India stands out among young female urban fantasy protagonists because despite having been beaten down and betrayed, she refuses to let her pain eclipse her ability to love—even if it leaves her defiantly vulnerable.

My completed urban fantasy manuscript stands complete at 100,000 words, and after reading Keri Arthur’s DARKNESS UNBOUND, I thought my the story might be a good fit for the type of work you represent. In writing this novel, I worked hard to distinguish my main character, and I believe India stands out among young female urban fantasy protagonists because, despite having been beaten down and betrayed, she refuses to let her pain eclipse her ability to love—even if it leaves her defiantly vulnerable.

Though I was a journalist for a local women’s magazine a hundred number of years ago, I’m unpublished in the field of book-length fiction. However, I’ve worked hard I have dedicated myself to my craft these for the past fifteen years, attending conferences and many of Don Maass’s Breakout Novel Intensives and workshops, and I think I have a good grasp on what makes a story move. Plus, I’ve been telling stories—mostly to myself—since I was four, so.

Thank you for your time. I hope to hear look forward to hearing from you at your convenience.

Sincerely,

Julia B.

Hi Julia—

Thanks so much for submitting your query letter for feedback.
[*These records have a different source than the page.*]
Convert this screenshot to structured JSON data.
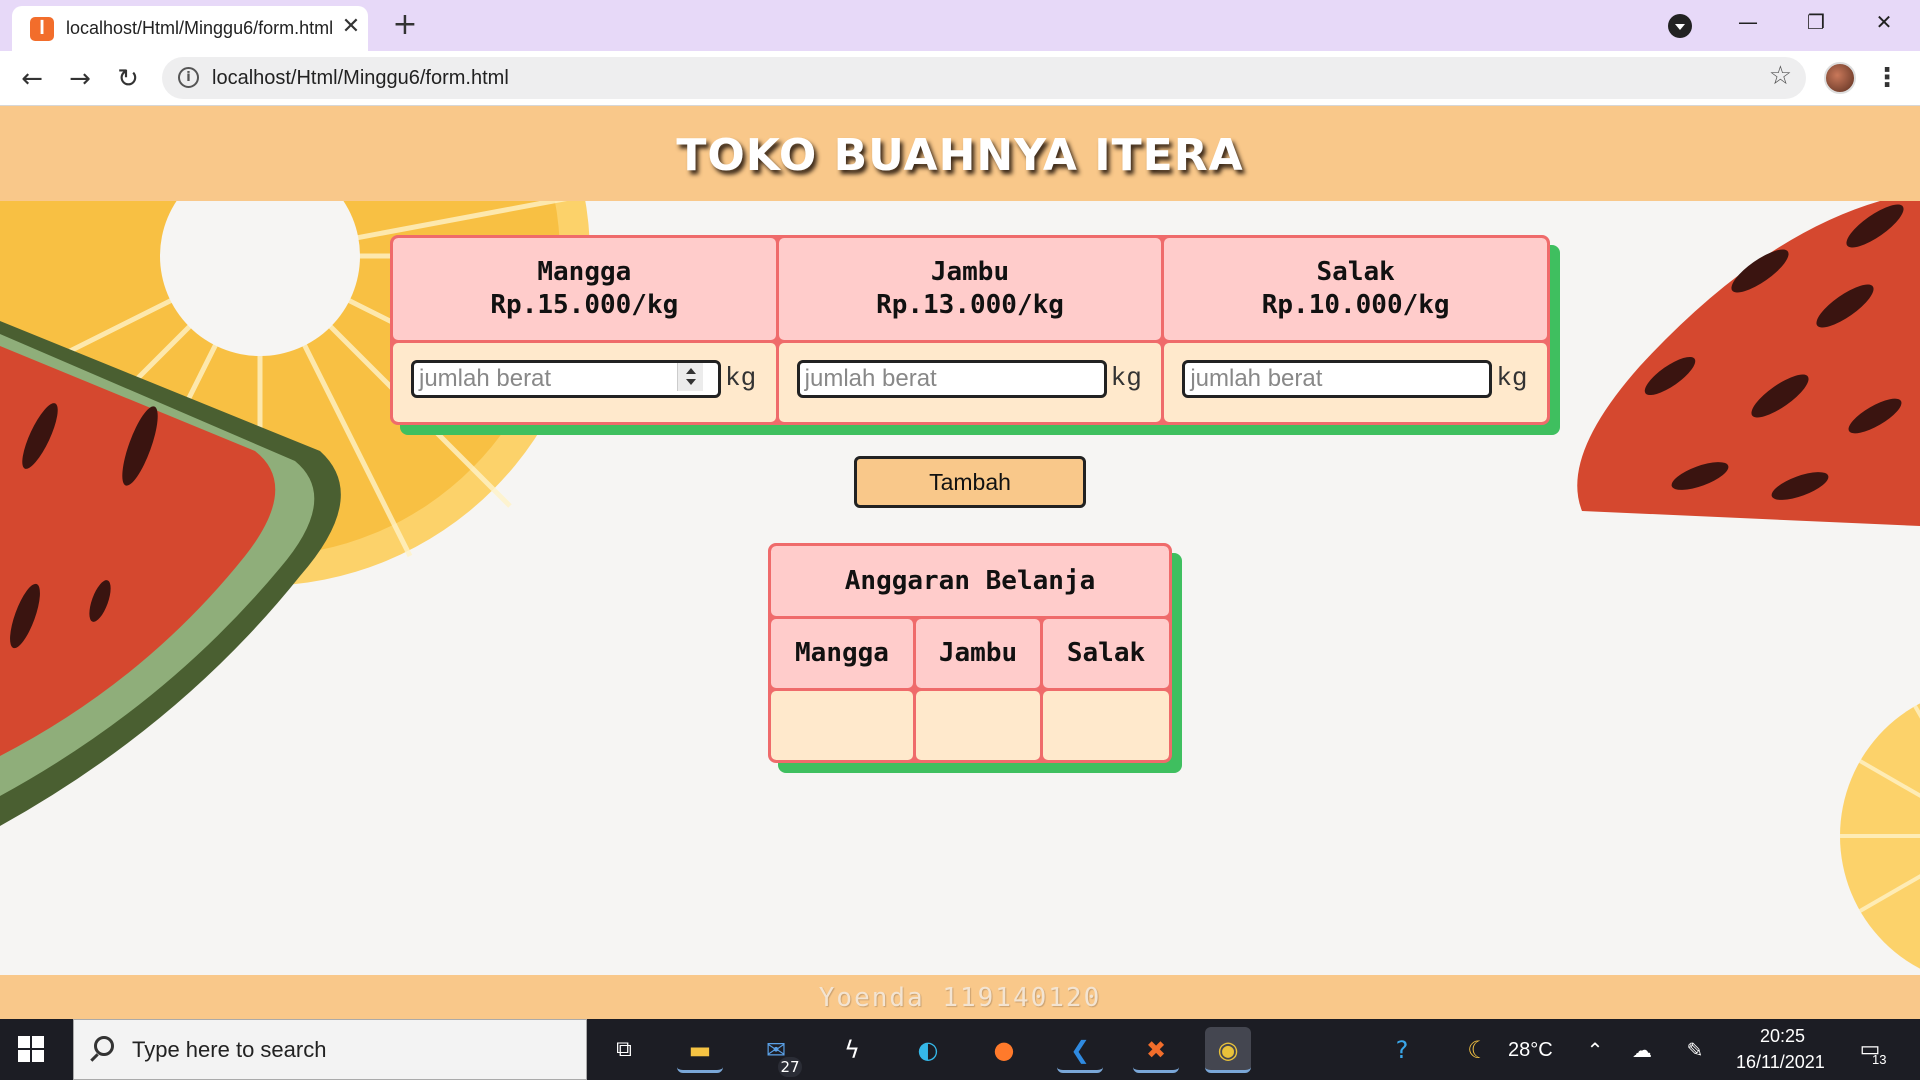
{
  "browser": {
    "tab_title": "localhost/Html/Minggu6/form.html",
    "url": "localhost/Html/Minggu6/form.html",
    "window_controls": {
      "minimize": "—",
      "restore": "❐",
      "close": "✕"
    }
  },
  "page": {
    "title": "TOKO BUAHNYA ITERA",
    "fruits": [
      {
        "name": "Mangga",
        "price": "Rp.15.000/kg",
        "placeholder": "jumlah berat",
        "unit": "kg"
      },
      {
        "name": "Jambu",
        "price": "Rp.13.000/kg",
        "placeholder": "jumlah berat",
        "unit": "kg"
      },
      {
        "name": "Salak",
        "price": "Rp.10.000/kg",
        "placeholder": "jumlah berat",
        "unit": "kg"
      }
    ],
    "add_button": "Tambah",
    "budget": {
      "title": "Anggaran Belanja",
      "columns": [
        "Mangga",
        "Jambu",
        "Salak"
      ],
      "values": [
        "",
        "",
        ""
      ]
    },
    "footer": "Yoenda 119140120"
  },
  "taskbar": {
    "search_placeholder": "Type here to search",
    "mail_badge": "27",
    "temperature": "28°C",
    "time": "20:25",
    "date": "16/11/2021",
    "notifications": "13"
  },
  "colors": {
    "header": "#f9c88a",
    "cell_head": "#ffcccb",
    "cell_body": "#ffe9cc",
    "border": "#ef6b6b",
    "shadow": "#3fbf5f"
  }
}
You really had a lot of good content to work with going in, but you’ll see I moved things around just a bit. I also had a few ideas for additional details you could add to the story summary. I do feel an agent will want a stronger sense of both the final outcome and the consequences and ramifications, both for India specifically and for the story as a whole, as well as a clearer idea of her relationship to her magic, how it works in her world, etc.

And, though I personally enjoyed the humor in your original version, I do worry that it might not hit just the right note with every agent. So, I did rearrange and tighten things a bit, going from story description to marketing information to author background.

I hope that helps, and I thank you again for sharing your letter!

--Brenda